Please use this url to cite or link to this publication:

Chicago
De Backer, Lien. 2018. “Preventive Conservation of Works of Art in Historic Buildings : Assessment and Modelling”. Gent: Universiteit Gent.
APA
De Backer, Lien. (2018). Preventive conservation of works of art in historic buildings : assessment and modelling. Universiteit Gent, Gent.
Vancouver
1.
De Backer L. Preventive conservation of works of art in historic buildings : assessment and modelling. [Gent]: Universiteit Gent; 2018.
MLA
De Backer, Lien. “Preventive Conservation of Works of Art in Historic Buildings : Assessment and Modelling.” 2018 : n. pag. Print.
@phdthesis{8560690,
  abstract     = {Most of the degradation of works of art in historic buildings is caused by unfavourable indoor climate conditions. The most important works of art receive invasive conservation treatment, called direct action, but this treatment is very expensive. To avoid invasive conservation treatments and ensure that works of art are protected for now and for the future, indirect action to mitigate the deterioration process is strongly advised. This holds that exposure to unfavourable indoor climate conditions should be avoided, as far as is compatible with its social use.

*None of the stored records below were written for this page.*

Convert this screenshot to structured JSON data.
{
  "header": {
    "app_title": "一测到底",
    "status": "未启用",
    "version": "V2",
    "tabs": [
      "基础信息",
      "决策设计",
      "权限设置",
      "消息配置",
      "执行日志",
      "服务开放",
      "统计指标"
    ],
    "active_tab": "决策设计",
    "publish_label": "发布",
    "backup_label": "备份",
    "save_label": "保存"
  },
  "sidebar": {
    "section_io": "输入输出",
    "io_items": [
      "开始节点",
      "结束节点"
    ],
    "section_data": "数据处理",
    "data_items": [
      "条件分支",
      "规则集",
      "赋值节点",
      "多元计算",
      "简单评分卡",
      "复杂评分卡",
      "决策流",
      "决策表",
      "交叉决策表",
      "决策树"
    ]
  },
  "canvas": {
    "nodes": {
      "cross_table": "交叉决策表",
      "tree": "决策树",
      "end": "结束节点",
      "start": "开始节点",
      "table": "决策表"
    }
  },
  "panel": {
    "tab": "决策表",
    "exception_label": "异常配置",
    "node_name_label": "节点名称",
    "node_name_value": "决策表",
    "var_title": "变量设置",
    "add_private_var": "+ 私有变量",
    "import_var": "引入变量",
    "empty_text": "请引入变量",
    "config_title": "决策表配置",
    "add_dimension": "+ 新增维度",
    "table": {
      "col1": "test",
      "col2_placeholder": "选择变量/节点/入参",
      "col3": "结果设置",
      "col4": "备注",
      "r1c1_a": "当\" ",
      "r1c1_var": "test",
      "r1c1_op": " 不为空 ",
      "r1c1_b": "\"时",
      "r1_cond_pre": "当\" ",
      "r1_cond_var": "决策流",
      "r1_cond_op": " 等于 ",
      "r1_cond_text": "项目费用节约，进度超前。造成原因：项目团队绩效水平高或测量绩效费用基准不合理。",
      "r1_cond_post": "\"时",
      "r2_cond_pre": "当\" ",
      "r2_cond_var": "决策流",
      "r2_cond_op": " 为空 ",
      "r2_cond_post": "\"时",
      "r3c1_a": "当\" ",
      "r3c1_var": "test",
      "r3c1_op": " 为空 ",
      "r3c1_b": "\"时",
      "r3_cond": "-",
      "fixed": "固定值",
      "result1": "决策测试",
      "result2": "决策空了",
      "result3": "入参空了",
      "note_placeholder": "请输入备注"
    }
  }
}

To improve the indoor climate of the historic building, adaptations to the building or its systems are often necessary. Building performance simulation may be used in predicting the effect of a retrofitting strategy on the indoor climate, and in designing the adaptations to the building. In a previous project (FWO G.0420.05), a coupled 3D-HAM-CFD-model has been developed which predicts the local temperature and relative humidity variations of the indoor air as well as the hygrothermal interaction with hygroscopic materials like sculpture, panel paintings, books,{\textellipsis}. Although these results are useful to evaluate the risk of moisture related damage, evaluating the indoor climate of an entire building with CFD is very time-consuming because of the computational cost, certainly if a long time period has to be analysed. Furthermore, besides evaluating preservation conditions, also other criteria, like annual energy use and comfort criteria are of interest. In this case Building Energy Simulation (BES) methods are more appropriate as they are able to simulate the indoor climate dynamics of the whole building for a long time span relatively fast. This allows to simulate, analyse and compare multiple retrofitting strategies and define the most {\textquoteleft}optimal{\textquoteright} solution.

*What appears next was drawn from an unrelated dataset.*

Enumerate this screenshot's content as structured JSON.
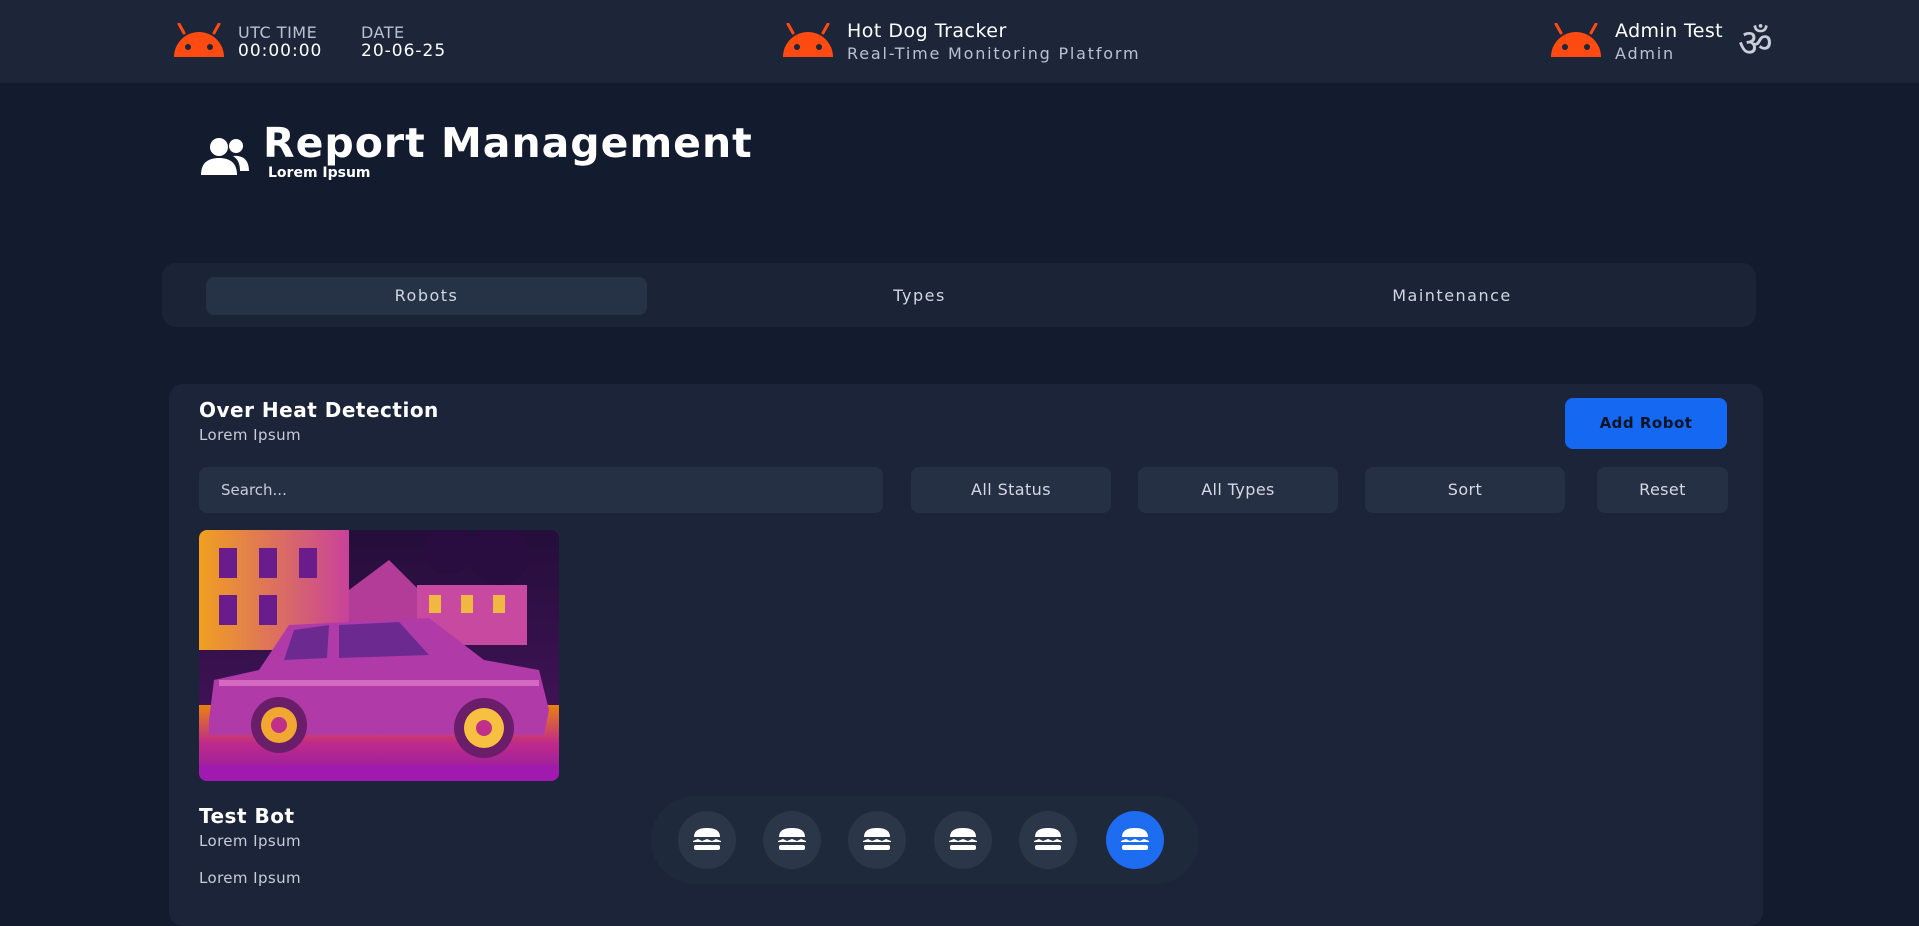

To assess the preservation conditions properly, it is necessary to take typical conditions in monumental historical buildings into account in the simulation study. In this work, the main focus is placed on the presence of moisture in heavy building walls and the occurrence of hygrothermal gradients (stratification) in the often very large interior volumes due to the limited control by (older) climate installation system. This PhD-dissertation, part of FWO-project G.0448.10, aims at developing a simulation strategy to estimate the predicted risk for works of art, taking into account these typical boundary conditions of an historical building. The emphasis lies on developing a fast calculating modelling approach intended for practical use.},
  author       = {De Backer, Lien},
  isbn         = {978-94-6355-098-7},
  language     = {eng},
  pages        = {267},
  publisher    = {Universiteit Gent},
  school       = {Ghent University},
  title        = {Preventive conservation of works of art in historic buildings : assessment and modelling},
  year         = {2018},
}